Scan the records for the string "close" and state how many lines contain it, using the number alone.
##### SUPPLIED MATERIAL #####
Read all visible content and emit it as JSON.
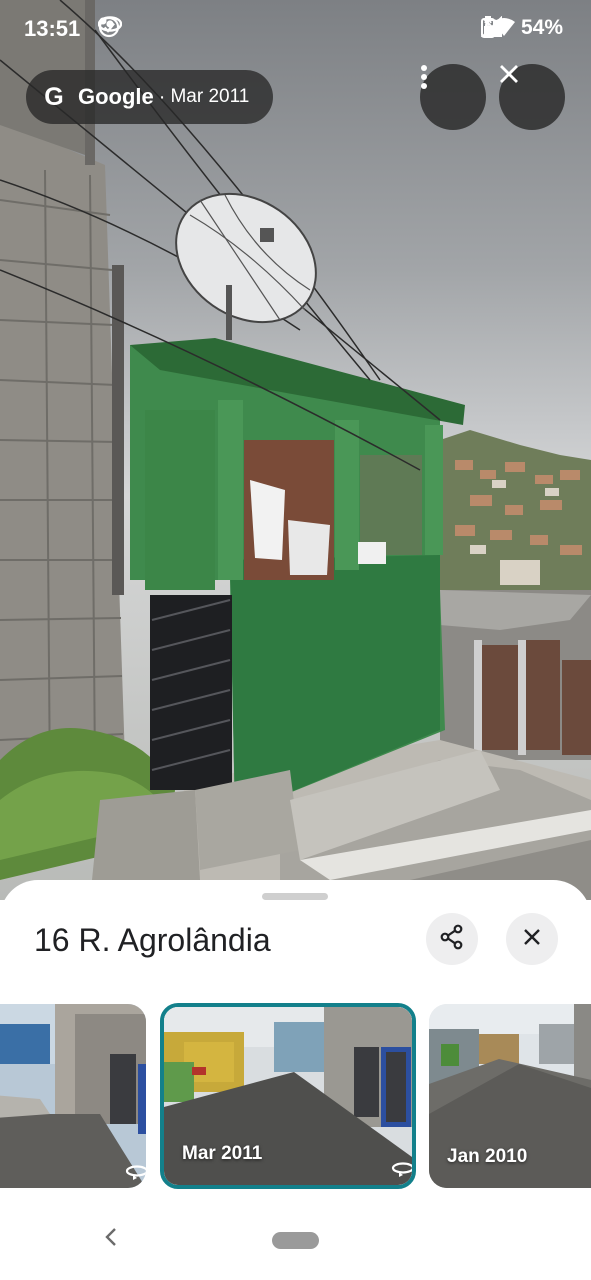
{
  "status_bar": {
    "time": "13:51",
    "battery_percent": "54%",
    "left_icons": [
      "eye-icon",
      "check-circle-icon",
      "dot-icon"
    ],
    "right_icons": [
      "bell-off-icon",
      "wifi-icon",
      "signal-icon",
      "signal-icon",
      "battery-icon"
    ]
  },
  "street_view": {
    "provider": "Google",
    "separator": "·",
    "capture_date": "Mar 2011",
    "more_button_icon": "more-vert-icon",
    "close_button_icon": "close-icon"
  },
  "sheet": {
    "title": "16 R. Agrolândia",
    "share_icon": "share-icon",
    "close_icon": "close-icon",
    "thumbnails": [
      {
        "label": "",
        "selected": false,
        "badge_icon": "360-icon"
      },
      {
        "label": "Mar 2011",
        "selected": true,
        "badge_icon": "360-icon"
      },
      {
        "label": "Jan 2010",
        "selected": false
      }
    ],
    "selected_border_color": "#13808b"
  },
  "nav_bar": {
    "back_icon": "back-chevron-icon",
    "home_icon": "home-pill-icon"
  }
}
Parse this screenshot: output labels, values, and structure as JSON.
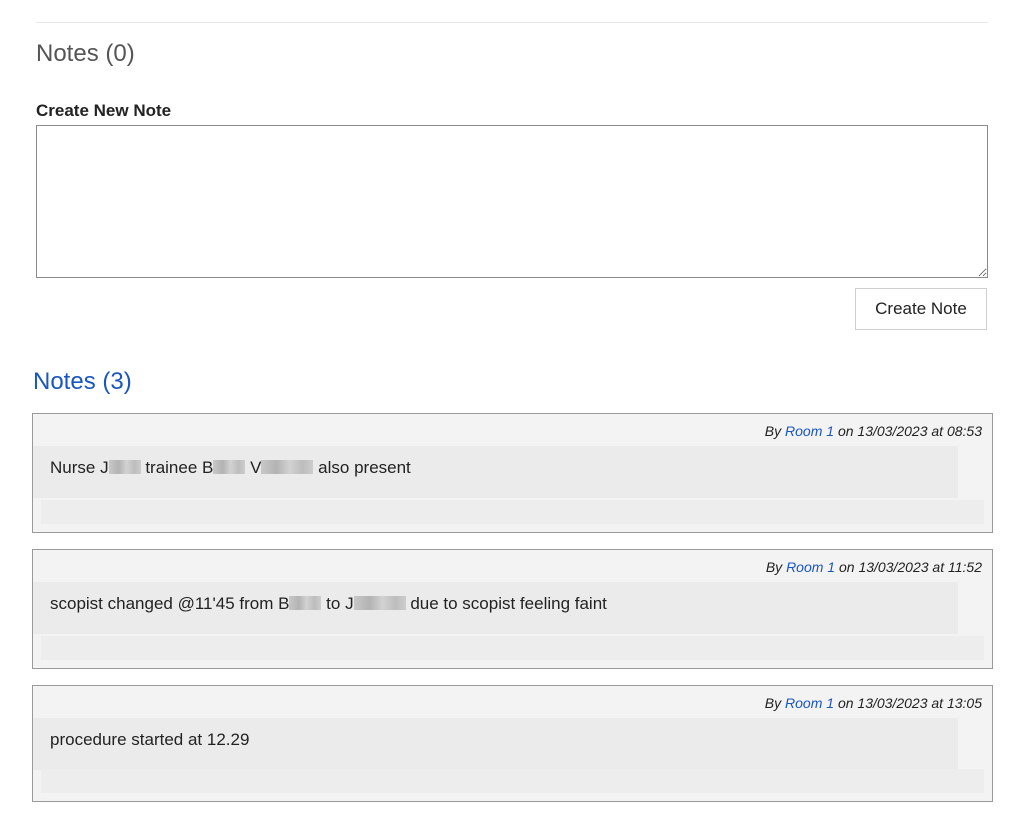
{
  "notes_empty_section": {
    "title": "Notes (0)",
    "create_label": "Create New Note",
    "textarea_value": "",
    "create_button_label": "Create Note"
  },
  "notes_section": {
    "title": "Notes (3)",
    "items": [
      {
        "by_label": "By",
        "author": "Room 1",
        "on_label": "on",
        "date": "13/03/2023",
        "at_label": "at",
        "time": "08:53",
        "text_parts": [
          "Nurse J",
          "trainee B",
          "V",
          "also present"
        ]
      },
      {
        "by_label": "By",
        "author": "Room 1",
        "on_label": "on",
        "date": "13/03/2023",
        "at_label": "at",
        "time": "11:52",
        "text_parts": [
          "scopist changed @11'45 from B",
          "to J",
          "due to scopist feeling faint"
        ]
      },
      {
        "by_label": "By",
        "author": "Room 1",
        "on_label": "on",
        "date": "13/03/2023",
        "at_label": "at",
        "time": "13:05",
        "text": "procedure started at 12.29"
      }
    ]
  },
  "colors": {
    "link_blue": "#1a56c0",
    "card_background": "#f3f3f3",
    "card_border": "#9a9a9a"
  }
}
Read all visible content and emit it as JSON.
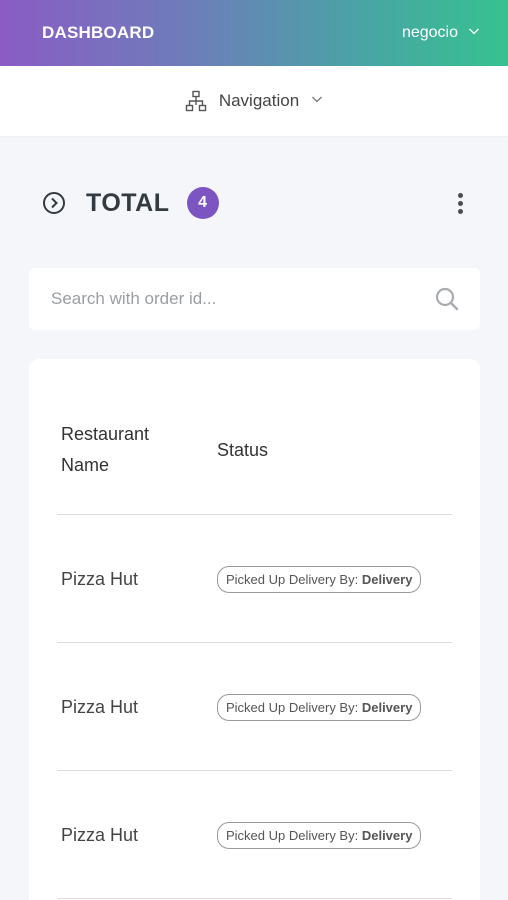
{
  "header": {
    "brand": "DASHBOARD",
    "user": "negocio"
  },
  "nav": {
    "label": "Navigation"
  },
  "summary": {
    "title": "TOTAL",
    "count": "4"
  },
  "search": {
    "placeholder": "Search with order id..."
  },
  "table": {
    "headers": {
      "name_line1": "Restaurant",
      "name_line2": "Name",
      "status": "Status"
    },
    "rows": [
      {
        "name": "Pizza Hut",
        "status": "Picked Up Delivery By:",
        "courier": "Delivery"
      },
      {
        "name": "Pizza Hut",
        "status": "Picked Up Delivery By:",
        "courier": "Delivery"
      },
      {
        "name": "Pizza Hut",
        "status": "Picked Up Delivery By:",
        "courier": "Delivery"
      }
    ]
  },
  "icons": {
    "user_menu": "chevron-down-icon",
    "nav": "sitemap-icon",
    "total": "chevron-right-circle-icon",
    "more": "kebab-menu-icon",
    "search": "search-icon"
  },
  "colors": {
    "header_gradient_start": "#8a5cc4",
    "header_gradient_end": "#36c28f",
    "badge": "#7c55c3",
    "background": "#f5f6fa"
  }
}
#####
# EXERCISE OUTPUT:
2